App and web page records:
=== Section Start ===

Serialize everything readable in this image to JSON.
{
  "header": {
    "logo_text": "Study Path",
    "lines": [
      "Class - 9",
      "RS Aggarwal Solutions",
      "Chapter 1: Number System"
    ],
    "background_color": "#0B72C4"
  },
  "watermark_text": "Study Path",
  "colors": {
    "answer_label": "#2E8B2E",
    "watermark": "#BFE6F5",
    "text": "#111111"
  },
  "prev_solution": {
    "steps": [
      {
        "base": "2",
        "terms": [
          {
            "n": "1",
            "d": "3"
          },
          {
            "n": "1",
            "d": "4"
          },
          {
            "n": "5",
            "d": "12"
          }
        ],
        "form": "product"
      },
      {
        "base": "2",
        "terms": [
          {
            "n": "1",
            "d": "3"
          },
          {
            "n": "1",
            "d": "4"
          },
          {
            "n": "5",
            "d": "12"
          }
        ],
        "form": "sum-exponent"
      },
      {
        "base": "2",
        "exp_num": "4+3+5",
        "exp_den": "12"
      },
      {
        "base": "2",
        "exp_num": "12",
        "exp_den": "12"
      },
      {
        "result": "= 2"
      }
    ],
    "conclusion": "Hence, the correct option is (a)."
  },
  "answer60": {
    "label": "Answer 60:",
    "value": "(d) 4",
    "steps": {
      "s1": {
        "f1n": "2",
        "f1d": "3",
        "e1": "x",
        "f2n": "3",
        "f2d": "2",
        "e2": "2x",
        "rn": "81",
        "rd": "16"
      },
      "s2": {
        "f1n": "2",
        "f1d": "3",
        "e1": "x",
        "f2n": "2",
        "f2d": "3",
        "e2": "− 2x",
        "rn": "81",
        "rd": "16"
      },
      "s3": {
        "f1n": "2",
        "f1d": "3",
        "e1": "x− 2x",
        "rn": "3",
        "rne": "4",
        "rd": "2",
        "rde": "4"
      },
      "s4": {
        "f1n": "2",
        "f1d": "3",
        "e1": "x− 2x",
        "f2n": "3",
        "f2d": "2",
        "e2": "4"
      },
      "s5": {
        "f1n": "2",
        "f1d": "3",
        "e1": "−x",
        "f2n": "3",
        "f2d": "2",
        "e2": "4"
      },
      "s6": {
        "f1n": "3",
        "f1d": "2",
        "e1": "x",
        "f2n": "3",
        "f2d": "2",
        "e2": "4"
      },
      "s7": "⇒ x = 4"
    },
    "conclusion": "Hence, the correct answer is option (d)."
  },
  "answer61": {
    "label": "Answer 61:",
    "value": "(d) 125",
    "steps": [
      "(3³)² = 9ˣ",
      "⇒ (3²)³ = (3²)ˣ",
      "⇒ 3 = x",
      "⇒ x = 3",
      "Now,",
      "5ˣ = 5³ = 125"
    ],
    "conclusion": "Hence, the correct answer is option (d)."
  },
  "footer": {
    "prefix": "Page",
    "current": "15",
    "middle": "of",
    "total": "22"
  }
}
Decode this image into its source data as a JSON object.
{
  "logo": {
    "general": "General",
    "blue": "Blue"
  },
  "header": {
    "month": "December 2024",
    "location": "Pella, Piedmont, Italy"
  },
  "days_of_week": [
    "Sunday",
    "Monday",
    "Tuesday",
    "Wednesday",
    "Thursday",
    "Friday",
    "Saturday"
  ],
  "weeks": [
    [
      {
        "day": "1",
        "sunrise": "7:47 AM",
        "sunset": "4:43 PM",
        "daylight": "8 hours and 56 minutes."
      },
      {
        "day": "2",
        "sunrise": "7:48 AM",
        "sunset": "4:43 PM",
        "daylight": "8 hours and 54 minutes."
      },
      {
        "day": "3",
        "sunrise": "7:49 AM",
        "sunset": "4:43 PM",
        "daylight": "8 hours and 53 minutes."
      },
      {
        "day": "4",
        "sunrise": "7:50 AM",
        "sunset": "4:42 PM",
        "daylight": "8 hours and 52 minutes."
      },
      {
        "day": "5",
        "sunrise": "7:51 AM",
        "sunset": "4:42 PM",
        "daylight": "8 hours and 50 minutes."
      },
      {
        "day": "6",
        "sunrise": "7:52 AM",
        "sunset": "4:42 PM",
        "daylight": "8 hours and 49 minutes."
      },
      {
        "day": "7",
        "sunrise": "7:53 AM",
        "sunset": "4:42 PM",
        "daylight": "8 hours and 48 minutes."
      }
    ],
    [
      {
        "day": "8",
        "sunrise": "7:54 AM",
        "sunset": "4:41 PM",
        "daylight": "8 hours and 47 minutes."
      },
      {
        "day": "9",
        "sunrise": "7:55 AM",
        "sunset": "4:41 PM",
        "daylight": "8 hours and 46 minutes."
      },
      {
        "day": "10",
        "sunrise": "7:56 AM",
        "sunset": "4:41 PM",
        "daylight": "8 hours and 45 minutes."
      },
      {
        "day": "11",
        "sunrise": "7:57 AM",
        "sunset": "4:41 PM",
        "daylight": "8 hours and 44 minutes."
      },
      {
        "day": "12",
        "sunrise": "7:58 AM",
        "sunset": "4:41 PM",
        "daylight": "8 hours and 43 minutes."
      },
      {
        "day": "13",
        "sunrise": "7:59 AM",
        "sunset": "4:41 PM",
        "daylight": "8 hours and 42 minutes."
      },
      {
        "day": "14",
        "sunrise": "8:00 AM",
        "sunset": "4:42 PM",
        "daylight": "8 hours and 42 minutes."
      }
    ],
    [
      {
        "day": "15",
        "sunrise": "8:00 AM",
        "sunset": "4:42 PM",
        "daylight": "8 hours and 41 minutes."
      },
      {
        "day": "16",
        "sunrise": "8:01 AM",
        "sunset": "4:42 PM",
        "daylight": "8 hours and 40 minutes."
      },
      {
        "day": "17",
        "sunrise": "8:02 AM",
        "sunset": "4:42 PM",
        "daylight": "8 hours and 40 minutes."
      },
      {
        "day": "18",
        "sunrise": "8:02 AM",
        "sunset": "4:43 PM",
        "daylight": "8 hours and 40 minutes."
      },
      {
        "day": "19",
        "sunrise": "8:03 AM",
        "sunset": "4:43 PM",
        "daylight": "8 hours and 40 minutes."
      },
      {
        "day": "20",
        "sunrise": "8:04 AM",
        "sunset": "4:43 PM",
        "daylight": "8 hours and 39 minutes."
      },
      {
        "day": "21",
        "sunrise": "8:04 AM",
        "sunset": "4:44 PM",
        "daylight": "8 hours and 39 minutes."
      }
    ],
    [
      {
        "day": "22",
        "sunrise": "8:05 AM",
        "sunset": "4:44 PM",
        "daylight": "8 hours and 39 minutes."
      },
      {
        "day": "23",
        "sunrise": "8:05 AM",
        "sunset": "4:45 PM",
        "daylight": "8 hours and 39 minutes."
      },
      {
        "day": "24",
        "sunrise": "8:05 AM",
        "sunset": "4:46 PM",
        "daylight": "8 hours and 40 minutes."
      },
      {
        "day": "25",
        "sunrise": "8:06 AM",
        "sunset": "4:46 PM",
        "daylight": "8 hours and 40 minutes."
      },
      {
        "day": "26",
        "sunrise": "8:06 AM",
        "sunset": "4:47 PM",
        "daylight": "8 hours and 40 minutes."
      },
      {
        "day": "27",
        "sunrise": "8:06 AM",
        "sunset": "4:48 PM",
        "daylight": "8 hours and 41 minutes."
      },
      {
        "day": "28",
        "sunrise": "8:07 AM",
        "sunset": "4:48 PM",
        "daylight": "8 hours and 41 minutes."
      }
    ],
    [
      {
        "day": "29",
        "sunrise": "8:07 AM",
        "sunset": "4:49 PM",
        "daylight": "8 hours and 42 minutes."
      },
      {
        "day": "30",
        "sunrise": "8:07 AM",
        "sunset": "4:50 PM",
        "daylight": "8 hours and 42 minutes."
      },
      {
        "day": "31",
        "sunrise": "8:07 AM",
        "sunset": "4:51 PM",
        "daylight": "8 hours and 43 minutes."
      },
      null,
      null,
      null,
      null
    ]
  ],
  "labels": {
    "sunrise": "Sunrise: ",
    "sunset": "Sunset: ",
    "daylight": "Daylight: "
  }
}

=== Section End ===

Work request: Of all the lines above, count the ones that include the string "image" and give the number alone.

Written solution: 2